(EXERCISE INPUT Opens)
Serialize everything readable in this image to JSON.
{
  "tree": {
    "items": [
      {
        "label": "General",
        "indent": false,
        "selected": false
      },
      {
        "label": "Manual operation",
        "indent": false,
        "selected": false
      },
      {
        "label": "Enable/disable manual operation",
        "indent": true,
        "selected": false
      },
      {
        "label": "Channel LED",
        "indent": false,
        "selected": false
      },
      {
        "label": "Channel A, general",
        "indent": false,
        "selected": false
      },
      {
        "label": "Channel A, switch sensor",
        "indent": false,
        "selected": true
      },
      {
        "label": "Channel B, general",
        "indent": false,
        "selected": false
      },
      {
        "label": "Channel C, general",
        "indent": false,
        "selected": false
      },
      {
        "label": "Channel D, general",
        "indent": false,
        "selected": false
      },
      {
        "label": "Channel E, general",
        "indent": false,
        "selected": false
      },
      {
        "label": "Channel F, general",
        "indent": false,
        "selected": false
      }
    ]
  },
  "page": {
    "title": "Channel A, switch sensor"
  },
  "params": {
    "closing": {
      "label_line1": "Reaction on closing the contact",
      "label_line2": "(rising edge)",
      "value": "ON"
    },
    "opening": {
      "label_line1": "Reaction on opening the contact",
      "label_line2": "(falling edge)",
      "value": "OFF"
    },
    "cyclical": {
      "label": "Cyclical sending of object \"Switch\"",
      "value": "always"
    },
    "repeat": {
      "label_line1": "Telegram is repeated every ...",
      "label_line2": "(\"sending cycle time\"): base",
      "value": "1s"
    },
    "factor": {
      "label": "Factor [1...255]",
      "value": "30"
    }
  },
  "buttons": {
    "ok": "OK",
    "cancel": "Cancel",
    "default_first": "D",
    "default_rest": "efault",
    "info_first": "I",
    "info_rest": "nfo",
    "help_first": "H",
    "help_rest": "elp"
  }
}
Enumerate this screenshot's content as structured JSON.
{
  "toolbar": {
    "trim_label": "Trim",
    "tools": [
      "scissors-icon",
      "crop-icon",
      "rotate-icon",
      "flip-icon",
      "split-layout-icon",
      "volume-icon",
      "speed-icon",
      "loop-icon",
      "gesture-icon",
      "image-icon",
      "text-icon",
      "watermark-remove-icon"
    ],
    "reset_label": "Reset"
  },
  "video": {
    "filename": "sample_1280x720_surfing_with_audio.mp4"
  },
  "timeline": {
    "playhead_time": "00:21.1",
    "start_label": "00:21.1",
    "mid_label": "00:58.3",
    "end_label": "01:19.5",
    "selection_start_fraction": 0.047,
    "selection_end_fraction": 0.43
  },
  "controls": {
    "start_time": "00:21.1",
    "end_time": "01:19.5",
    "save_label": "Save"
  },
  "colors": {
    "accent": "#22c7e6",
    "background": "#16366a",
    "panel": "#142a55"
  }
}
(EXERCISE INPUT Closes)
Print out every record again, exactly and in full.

RESULT OF THE TASK:
Serialize everything readable in this image to JSON.
{
  "tree": {
    "items": [
      {
        "label": "General",
        "indent": false,
        "selected": false
      },
      {
        "label": "Manual operation",
        "indent": false,
        "selected": false
      },
      {
        "label": "Enable/disable manual operation",
        "indent": true,
        "selected": false
      },
      {
        "label": "Channel LED",
        "indent": false,
        "selected": false
      },
      {
        "label": "Channel A, general",
        "indent": false,
        "selected": false
      },
      {
        "label": "Channel A, switch sensor",
        "indent": false,
        "selected": true
      },
      {
        "label": "Channel B, general",
        "indent": false,
        "selected": false
      },
      {
        "label": "Channel C, general",
        "indent": false,
        "selected": false
      },
      {
        "label": "Channel D, general",
        "indent": false,
        "selected": false
      },
      {
        "label": "Channel E, general",
        "indent": false,
        "selected": false
      },
      {
        "label": "Channel F, general",
        "indent": false,
        "selected": false
      }
    ]
  },
  "page": {
    "title": "Channel A, switch sensor"
  },
  "params": {
    "closing": {
      "label_line1": "Reaction on closing the contact",
      "label_line2": "(rising edge)",
      "value": "ON"
    },
    "opening": {
      "label_line1": "Reaction on opening the contact",
      "label_line2": "(falling edge)",
      "value": "OFF"
    },
    "cyclical": {
      "label": "Cyclical sending of object \"Switch\"",
      "value": "always"
    },
    "repeat": {
      "label_line1": "Telegram is repeated every ...",
      "label_line2": "(\"sending cycle time\"): base",
      "value": "1s"
    },
    "factor": {
      "label": "Factor [1...255]",
      "value": "30"
    }
  },
  "buttons": {
    "ok": "OK",
    "cancel": "Cancel",
    "default_first": "D",
    "default_rest": "efault",
    "info_first": "I",
    "info_rest": "nfo",
    "help_first": "H",
    "help_rest": "elp"
  }
}
Enumerate this screenshot's content as structured JSON.
{
  "toolbar": {
    "trim_label": "Trim",
    "tools": [
      "scissors-icon",
      "crop-icon",
      "rotate-icon",
      "flip-icon",
      "split-layout-icon",
      "volume-icon",
      "speed-icon",
      "loop-icon",
      "gesture-icon",
      "image-icon",
      "text-icon",
      "watermark-remove-icon"
    ],
    "reset_label": "Reset"
  },
  "video": {
    "filename": "sample_1280x720_surfing_with_audio.mp4"
  },
  "timeline": {
    "playhead_time": "00:21.1",
    "start_label": "00:21.1",
    "mid_label": "00:58.3",
    "end_label": "01:19.5",
    "selection_start_fraction": 0.047,
    "selection_end_fraction": 0.43
  },
  "controls": {
    "start_time": "00:21.1",
    "end_time": "01:19.5",
    "save_label": "Save"
  },
  "colors": {
    "accent": "#22c7e6",
    "background": "#16366a",
    "panel": "#142a55"
  }
}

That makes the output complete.